June 22, 2010
Written by Kendall Rompf
As local interest continues to grow, club members hope to establish a West Texas cricket league in the future.
There’s the same crack of a bat, the whiff of leather, the shouts from fans. Yet the game a group of Texas Tech students play on spring Sundays is unfamiliar to most Americans raised on baseball cards and Babe Ruth’s legacy. It’s a European import known as cricket.
Since it was started by sport enthusiasts in 2003, the Raider Cricket Club (RCC) has brought an English staple to West Texas with the purpose of informing the community “cricket lives in Lubbock, too.”
Follow the RCC on Facebook.
“I started playing cricket when I was 3 or 4 years old in India,” said club member Ankit Sikka. “It’s not as popular in the U.S. but when I found out about the club from friends after starting at Texas Tech, I joined. It’s a chance for students to get together and meet new people.”
Started as a way for members of the Texas Tech community to share their love for the sport, students, faculty and staff began playing cricket before it gained organized university club status. Once players recognized the potential for community involvement, they sought to become an organized university club.
By gaining popularity, the RCC became an organized club in the 2003-2004 academic year. Consisting of a majority of Texas Tech graduate students, the club has been growing ever since and welcomes all community members, young and old, amateurs and experts, to join.
“There are about 2,000 people, including Texas Tech and the surrounding community, who might be interested in cricket,” said Dakshina DeSilva, advisor for the RCC. “Out of that we have about 40 students that are very passionate about playing, which gives us the ability to sustain the club.”
Nicknamed “the gentleman’s game,” cricket has a history rich with success.

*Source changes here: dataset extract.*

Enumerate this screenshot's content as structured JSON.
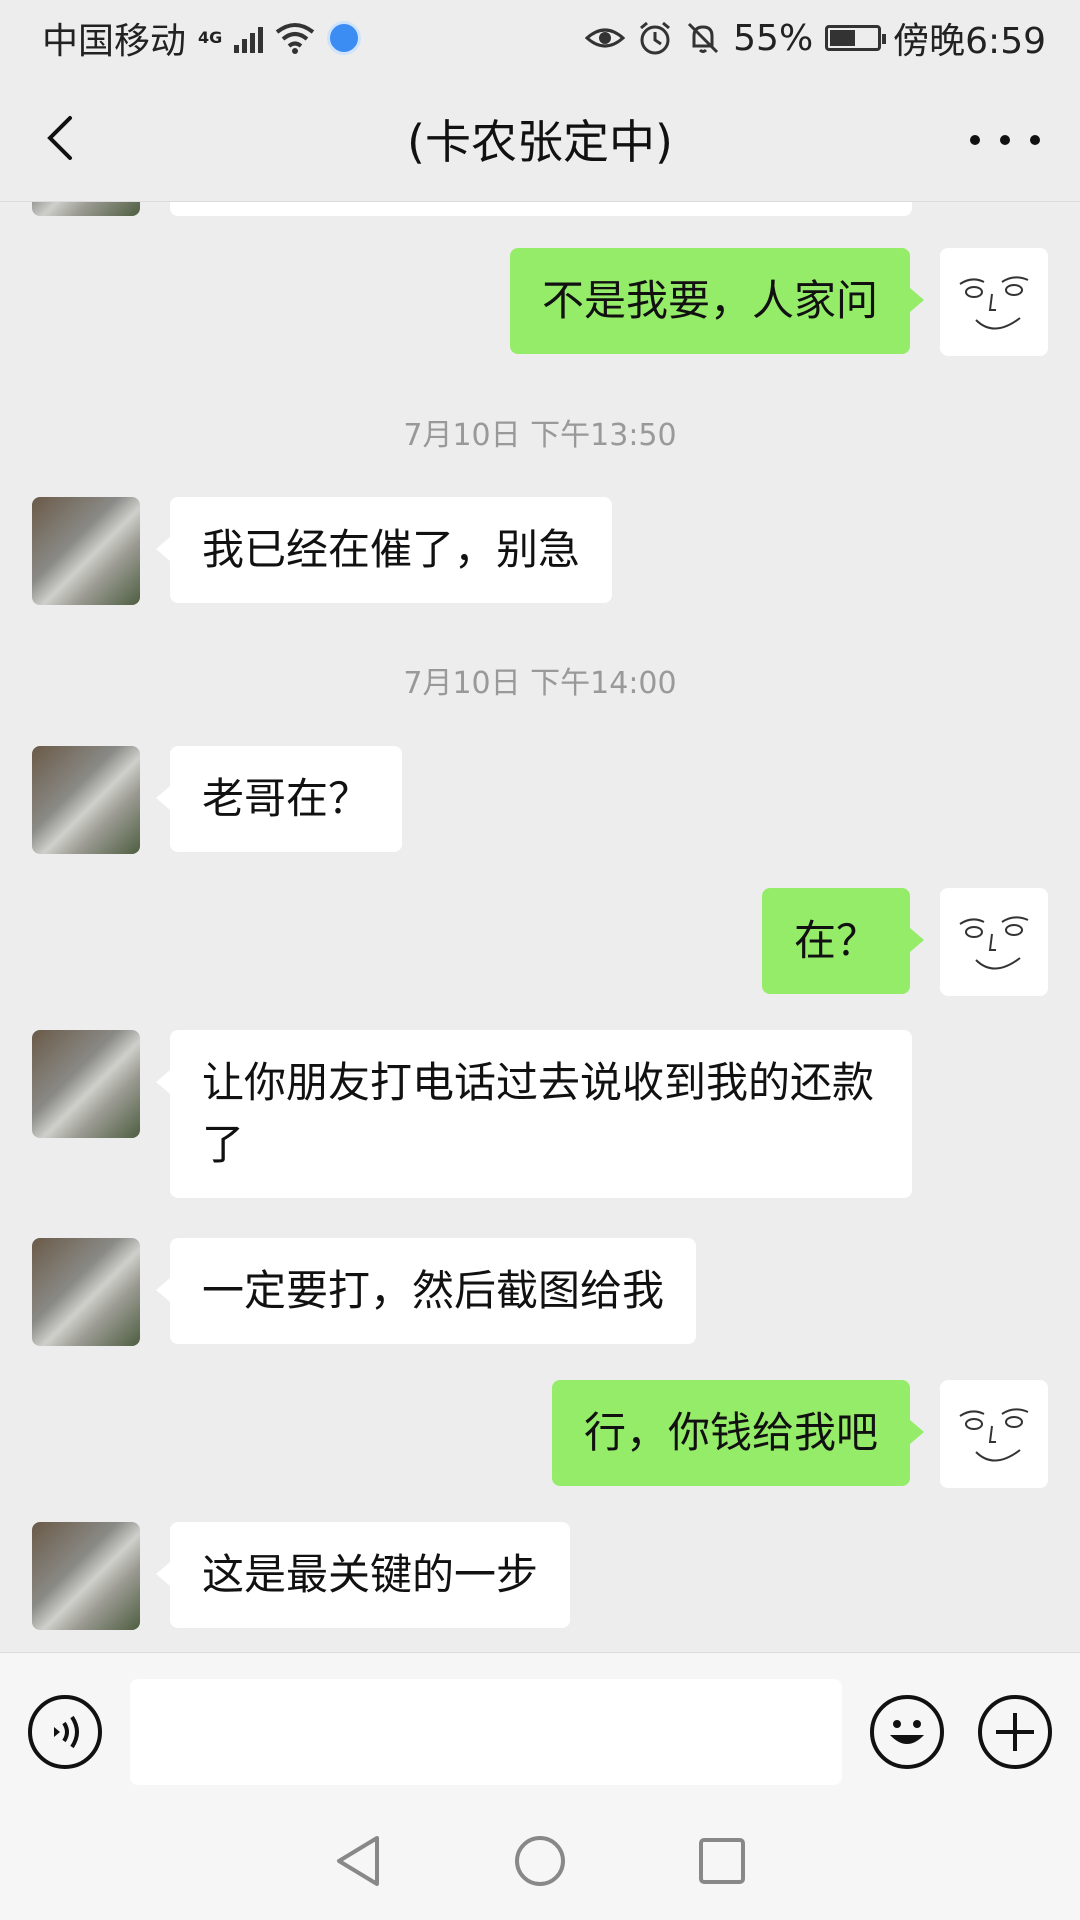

Since it was first documented being played in England in the 16th century, it has grown to become the second most popular sport in the world behind association football, or soccer as it is referred to in the United States. Today, the international governing body International Cricket Council (ICC) has 104 member nations around the world. Cricket, which is played with two teams of 11 people, is an emerging sport in the U.S. and in West Texas.
The old polo field at Texas Tech is home to RCC practices and matches, or just to enjoy the game they all love. Like other clubs, the RCC receives funding from Rec Sports. The club uses membership fees and any additional money gathered from fundraising efforts to travel to matches and tournaments in surrounding areas like Midland, Amarillo and Hobbs, New Mexico.
As students, faculty and staff continue to join, the future looks bright for the RCC. In the coming years participants hope to continue increasing interest and membership, create new playing grounds and have the opportunity to organize a West Texas cricket league.
“We are in the center of this playing area,” DeSilva said. “We have a chance to expand the game of cricket around West Texas.”
The Department of Recreational Sports promotes each student's learning experience by having quality facilities, programs and activities that engage the university community in healthy lifestyles incorporating sport, fitness and leisure.
The Sport Clubs Federation is comprised of 28 recreational and competitive sport clubs. The mission of the Federation is to promote opportunities for students to create and maintain sport clubs that fit a broad, competitive or recreational interest for the students of Texas Tech.
Click here for a full list of sport clubs.